- **TASK DETAILS**: The expected output is a copy of every line in the records with the string "views".

- **THE RECORDS**:
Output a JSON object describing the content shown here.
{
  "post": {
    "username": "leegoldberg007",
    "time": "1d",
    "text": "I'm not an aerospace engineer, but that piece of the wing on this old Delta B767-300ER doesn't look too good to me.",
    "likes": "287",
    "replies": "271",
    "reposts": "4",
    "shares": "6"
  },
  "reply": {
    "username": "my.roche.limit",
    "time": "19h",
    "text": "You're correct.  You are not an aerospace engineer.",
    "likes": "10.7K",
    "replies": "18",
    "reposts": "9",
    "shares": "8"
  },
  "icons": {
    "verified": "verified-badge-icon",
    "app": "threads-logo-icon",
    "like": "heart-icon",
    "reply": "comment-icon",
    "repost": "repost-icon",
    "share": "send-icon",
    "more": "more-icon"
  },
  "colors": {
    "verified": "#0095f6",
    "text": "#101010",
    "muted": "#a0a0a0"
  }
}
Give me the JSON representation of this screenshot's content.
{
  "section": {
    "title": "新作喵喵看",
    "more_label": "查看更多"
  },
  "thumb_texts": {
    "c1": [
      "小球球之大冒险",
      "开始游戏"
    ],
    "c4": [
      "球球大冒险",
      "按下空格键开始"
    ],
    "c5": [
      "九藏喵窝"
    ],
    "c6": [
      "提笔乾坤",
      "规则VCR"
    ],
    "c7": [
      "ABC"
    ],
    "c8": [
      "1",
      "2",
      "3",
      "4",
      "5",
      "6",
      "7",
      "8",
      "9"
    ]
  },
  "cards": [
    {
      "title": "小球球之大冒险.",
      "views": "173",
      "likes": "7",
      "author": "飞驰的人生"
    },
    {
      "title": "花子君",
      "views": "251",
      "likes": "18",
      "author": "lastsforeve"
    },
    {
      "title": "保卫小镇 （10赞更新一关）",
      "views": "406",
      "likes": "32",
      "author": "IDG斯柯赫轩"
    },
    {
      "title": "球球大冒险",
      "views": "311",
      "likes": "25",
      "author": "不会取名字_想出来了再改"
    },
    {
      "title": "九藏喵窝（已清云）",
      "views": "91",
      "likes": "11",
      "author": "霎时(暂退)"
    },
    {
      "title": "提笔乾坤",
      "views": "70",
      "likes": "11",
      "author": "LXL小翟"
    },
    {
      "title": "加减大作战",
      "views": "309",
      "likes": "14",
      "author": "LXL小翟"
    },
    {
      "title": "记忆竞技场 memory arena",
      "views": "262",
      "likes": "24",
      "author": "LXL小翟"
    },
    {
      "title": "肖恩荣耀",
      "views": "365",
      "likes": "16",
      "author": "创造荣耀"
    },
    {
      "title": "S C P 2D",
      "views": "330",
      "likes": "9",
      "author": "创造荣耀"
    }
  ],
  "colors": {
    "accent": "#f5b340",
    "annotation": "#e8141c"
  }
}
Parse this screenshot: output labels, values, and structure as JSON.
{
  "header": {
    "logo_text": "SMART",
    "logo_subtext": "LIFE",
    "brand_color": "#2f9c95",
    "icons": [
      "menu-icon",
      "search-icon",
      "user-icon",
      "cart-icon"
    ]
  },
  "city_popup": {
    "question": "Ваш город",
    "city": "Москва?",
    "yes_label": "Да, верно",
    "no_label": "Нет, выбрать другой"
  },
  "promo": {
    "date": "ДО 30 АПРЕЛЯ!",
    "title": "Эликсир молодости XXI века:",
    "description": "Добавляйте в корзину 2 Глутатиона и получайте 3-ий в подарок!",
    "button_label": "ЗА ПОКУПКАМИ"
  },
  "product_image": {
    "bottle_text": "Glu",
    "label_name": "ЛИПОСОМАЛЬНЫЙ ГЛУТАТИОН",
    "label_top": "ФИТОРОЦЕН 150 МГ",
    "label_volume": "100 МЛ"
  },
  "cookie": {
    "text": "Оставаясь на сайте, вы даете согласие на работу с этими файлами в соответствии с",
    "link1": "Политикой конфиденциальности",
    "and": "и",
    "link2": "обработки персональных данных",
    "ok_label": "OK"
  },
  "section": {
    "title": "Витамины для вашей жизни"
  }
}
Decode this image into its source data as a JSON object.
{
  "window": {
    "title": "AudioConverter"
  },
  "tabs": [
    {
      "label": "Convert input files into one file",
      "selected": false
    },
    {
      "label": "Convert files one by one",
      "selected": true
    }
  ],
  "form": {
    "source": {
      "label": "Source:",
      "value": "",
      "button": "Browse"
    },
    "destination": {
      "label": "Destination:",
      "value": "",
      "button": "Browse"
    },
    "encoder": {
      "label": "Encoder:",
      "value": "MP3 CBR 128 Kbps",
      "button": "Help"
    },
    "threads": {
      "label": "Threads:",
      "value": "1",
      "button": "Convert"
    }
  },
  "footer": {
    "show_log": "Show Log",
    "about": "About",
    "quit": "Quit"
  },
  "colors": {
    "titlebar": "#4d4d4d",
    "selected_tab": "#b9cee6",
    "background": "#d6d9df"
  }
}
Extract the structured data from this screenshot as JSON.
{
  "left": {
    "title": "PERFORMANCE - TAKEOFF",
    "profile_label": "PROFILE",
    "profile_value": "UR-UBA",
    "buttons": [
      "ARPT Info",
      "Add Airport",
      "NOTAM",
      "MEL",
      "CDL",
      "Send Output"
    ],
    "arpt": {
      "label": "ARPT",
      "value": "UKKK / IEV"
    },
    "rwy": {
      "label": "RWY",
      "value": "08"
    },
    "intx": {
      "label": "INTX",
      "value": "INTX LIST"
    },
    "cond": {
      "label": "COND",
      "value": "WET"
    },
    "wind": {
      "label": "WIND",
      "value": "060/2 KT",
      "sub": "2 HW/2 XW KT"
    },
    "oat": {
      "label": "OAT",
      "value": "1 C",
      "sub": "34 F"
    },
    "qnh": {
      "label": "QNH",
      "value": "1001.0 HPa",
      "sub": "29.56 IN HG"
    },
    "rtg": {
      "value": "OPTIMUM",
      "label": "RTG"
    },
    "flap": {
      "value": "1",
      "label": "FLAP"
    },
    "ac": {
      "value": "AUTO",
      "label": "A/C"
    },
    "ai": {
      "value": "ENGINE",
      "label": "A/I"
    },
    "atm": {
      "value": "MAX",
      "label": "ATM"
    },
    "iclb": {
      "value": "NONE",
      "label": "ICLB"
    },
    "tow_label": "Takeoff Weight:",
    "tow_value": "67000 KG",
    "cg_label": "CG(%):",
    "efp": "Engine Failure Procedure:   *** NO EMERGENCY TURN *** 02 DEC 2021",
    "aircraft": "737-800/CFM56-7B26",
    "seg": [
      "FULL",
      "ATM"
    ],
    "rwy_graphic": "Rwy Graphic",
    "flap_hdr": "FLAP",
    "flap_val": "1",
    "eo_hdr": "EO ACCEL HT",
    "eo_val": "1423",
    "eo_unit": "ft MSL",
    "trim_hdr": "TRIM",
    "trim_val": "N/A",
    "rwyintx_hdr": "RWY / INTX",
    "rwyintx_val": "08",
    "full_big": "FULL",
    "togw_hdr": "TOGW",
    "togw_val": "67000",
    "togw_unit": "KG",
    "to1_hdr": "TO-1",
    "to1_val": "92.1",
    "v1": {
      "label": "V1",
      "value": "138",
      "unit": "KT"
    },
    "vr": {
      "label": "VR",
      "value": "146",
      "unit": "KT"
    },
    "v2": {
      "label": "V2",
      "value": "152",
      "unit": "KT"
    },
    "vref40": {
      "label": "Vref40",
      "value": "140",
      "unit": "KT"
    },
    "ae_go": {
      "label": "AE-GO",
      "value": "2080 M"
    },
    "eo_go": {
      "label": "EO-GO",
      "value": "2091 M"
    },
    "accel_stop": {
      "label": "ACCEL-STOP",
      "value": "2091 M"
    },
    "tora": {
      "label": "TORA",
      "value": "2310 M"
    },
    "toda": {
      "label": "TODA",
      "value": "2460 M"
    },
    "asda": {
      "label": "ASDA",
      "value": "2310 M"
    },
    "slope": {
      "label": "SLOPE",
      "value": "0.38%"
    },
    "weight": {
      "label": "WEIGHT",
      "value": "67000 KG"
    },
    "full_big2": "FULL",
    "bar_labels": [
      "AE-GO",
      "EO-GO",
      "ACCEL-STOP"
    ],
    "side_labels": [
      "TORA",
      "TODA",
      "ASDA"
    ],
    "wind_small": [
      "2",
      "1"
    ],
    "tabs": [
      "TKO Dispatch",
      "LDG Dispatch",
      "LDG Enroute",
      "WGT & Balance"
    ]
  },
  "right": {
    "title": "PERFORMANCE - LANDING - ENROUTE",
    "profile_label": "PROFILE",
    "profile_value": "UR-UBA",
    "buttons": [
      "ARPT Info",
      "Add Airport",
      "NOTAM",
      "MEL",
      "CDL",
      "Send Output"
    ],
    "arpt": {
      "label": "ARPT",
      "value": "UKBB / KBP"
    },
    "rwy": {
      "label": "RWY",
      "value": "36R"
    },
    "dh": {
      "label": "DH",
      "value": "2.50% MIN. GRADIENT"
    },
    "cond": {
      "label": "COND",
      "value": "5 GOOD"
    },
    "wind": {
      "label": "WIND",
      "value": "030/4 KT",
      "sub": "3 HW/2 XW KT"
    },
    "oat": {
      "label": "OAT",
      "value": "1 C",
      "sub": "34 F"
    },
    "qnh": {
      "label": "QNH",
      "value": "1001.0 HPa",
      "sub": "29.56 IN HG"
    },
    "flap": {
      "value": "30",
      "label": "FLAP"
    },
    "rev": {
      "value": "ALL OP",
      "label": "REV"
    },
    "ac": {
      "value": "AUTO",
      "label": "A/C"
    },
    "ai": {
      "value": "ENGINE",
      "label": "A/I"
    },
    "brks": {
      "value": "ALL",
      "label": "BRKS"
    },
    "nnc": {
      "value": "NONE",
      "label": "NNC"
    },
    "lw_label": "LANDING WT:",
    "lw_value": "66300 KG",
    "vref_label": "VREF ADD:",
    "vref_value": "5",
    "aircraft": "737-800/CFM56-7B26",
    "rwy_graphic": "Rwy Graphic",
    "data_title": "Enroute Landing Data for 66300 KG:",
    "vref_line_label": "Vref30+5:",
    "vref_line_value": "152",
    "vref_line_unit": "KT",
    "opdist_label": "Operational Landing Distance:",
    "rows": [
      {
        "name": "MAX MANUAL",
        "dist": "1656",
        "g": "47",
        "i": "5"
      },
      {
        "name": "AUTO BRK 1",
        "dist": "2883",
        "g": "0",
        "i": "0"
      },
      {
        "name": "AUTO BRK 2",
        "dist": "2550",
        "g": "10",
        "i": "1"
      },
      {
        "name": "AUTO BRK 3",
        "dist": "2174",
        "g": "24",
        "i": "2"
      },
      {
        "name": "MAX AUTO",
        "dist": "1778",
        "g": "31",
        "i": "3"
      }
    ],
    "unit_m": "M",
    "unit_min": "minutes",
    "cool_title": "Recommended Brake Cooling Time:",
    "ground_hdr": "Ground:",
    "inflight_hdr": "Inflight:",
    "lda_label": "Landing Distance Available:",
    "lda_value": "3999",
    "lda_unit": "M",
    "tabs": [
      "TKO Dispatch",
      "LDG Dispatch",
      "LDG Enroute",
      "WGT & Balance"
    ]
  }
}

- **RESPONSE TO THIS TASK**:
      "views": "173",
      "views": "251",
      "views": "406",
      "views": "311",
      "views": "91",
      "views": "70",
      "views": "309",
      "views": "262",
      "views": "365",
      "views": "330",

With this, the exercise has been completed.